Author:   |  Published: March 26, 2014  |  Leave your thoughts

The Twenty Fifth Session of the United Nations Human Rights Council commenced on March 3, 2014 in Geneva, Switzerland. While the worsening human rights situation in a number of countries, including Syria, Ukraine and Venezuela, is of great concern to the Council and Canada, Sri Lankan Canadians are also closely observing draft resolution HRC 25/1 (revised) promoting reconciliation, accountability, and human rights in Sri Lanka, which will be debated and voted on by the Council today, March 26, 2014.

UN Commissioner for Human Rights, Navi Pillay

In her 2013 special report on Sri Lanka (A/HRC/22/38), the UN High Commissioner for Human Rights, Navi Pillay, re-affirmed “her long-standing call for an independent and credible international investigation into alleged violations of international human rights and humanitarian law, which could also monitor any domestic accountability process.” While the inclusion of language in the current draft calling for such an investigation is a positive development, it is hoped that the resolution can be furthered strengthened before the important vote.

While the Government of Sri Lanka’s efforts in infrastructure development, de-mining, and returning most of the Tamils and Muslims internally displaced by the armed conflict to their areas of origin are commendable, it is clear that the Government of Sri Lanka has made little, if any, progress in addressing several key areas of concern including but not limited to the rule of law and administration of justice, extrajudicial killings, missing persons and enforced disappearances, sexual violence, powers of arrest and detention policies, land issues, demilitarization, economic disparity, ongoing needs of re-settled internally displaced persons, the disempowered Northern Provincial Council, right to freedom of opinion and expression, and reparation for all victims of the armed conflict. In this context, it is evident that a credible and independent international investigation is urgently needed to strengthen the design, implementation and evaluation of any meaningful reconciliation and accountability process for Sri Lanka.

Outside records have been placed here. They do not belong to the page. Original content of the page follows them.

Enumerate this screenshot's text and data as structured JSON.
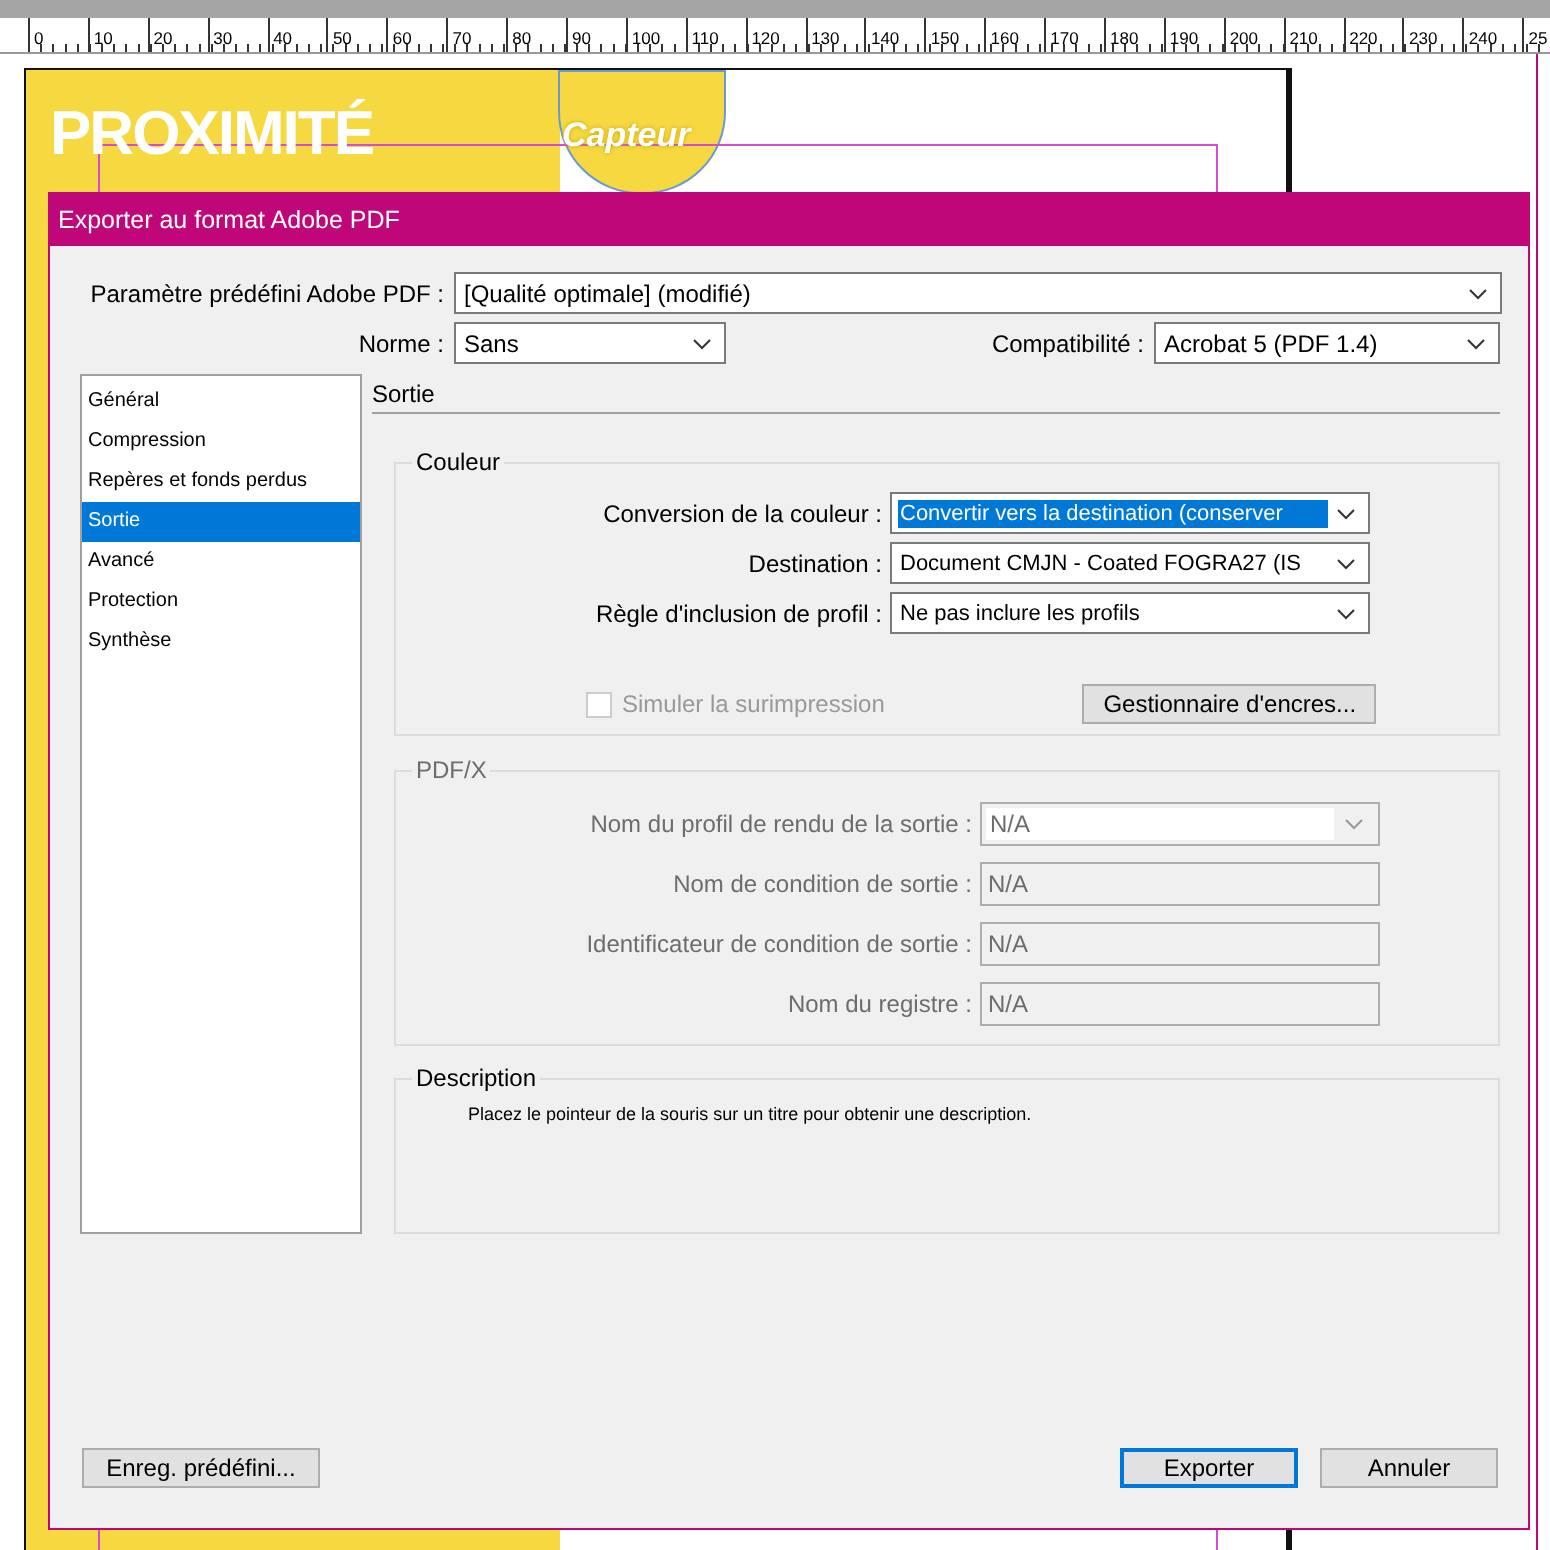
{
  "ruler": {
    "ticks": [
      "0",
      "10",
      "20",
      "30",
      "40",
      "50",
      "60",
      "70",
      "80",
      "90",
      "100",
      "110",
      "120",
      "130",
      "140",
      "150",
      "160",
      "170",
      "180",
      "190",
      "200",
      "210",
      "220",
      "230",
      "240",
      "25"
    ]
  },
  "document": {
    "headline": "PROXIMITÉ",
    "badge": "Capteur"
  },
  "dialog": {
    "title": "Exporter au format Adobe PDF",
    "preset": {
      "label": "Paramètre prédéfini Adobe PDF :",
      "value": "[Qualité optimale] (modifié)"
    },
    "standard": {
      "label": "Norme  :",
      "value": "Sans"
    },
    "compatibility": {
      "label": "Compatibilité :",
      "value": "Acrobat 5 (PDF 1.4)"
    },
    "sidebar": {
      "items": [
        {
          "label": "Général",
          "selected": false
        },
        {
          "label": "Compression",
          "selected": false
        },
        {
          "label": "Repères et fonds perdus",
          "selected": false
        },
        {
          "label": "Sortie",
          "selected": true
        },
        {
          "label": "Avancé",
          "selected": false
        },
        {
          "label": "Protection",
          "selected": false
        },
        {
          "label": "Synthèse",
          "selected": false
        }
      ]
    },
    "section_title": "Sortie",
    "color_group": {
      "title": "Couleur",
      "rows": [
        {
          "label": "Conversion de la couleur :",
          "value": "Convertir vers la destination (conserver",
          "highlighted": true
        },
        {
          "label": "Destination :",
          "value": "Document CMJN - Coated FOGRA27 (IS",
          "highlighted": false
        },
        {
          "label": "Règle d'inclusion de profil :",
          "value": "Ne pas inclure les profils",
          "highlighted": false
        }
      ],
      "simulate": {
        "label": "Simuler la surimpression",
        "checked": false,
        "disabled": true
      },
      "ink_button": "Gestionnaire d'encres..."
    },
    "pdfx": {
      "title": "PDF/X",
      "disabled": true,
      "rows": [
        {
          "label": "Nom du profil de rendu de la sortie :",
          "value": "N/A",
          "kind": "dropdown"
        },
        {
          "label": "Nom de condition de sortie :",
          "value": "N/A",
          "kind": "text"
        },
        {
          "label": "Identificateur de condition de sortie :",
          "value": "N/A",
          "kind": "text"
        },
        {
          "label": "Nom du registre :",
          "value": "N/A",
          "kind": "text"
        }
      ]
    },
    "description": {
      "title": "Description",
      "text": "Placez le pointeur de la souris sur un titre pour obtenir une description."
    },
    "buttons": [
      {
        "label": "Enreg. prédéfini...",
        "kind": "left",
        "default": false
      },
      {
        "label": "Exporter",
        "kind": "right",
        "default": true
      },
      {
        "label": "Annuler",
        "kind": "right",
        "default": false
      }
    ]
  }
}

An international mechanism has become critical given the Government of Sri Lanka’s failure to adopt many of the far-reaching recommendations of its own Lessons Learnt and Reconciliation Commission. Indeed, any domestic space within Sri Lanka for undertaking efforts towards achieving meaningful reconciliation and accountability since the end of the armed conflict in 2009 only continues to shrink at an alarming rate. This is underscored by the recent detention of human rights activists Ruki Fernando, Fr. Praveen Mahesan and Jeyakumari Balendran as well as the detention of Tharmila Balaguruparan and Nitharsana even as the current Council is in session. It is critical, therefore, that the co-sponsors continue revising HRC 25/1 and include stronger language that fully supports all the recommendations made in A/HRC/22/38 including the establishment of an independent and credible international investigation into war crimes and crimes against humanity that will hold all perpetrators accountable through due process, including members of the Government of Sri Lanka, the Liberation Tigers of Tamil Eelam, paramilitary groups and others.

hrc-12thspecialsessionIt is increasingly apparent that a tougher resolution at this critical juncture will help bring about reparation for Tamils in the North and East of Sri Lanka who continue to suffer the injustices of the conflict even though the war may have ended.  This is of paramount importance as the rights of the Tamil people in the North and East of Sri Lanka are inextricably tied to the rights of all Sri Lankans, be they Muslims or Christians or of any ethnicity, religion, gender, class, caste, creed, religion or sexual orientation, to live freely and equitably in a peaceful and just Sri Lanka.

When the Council votes on Sri Lanka today, it is as much a vote on the country’s past as it is a vote on its future.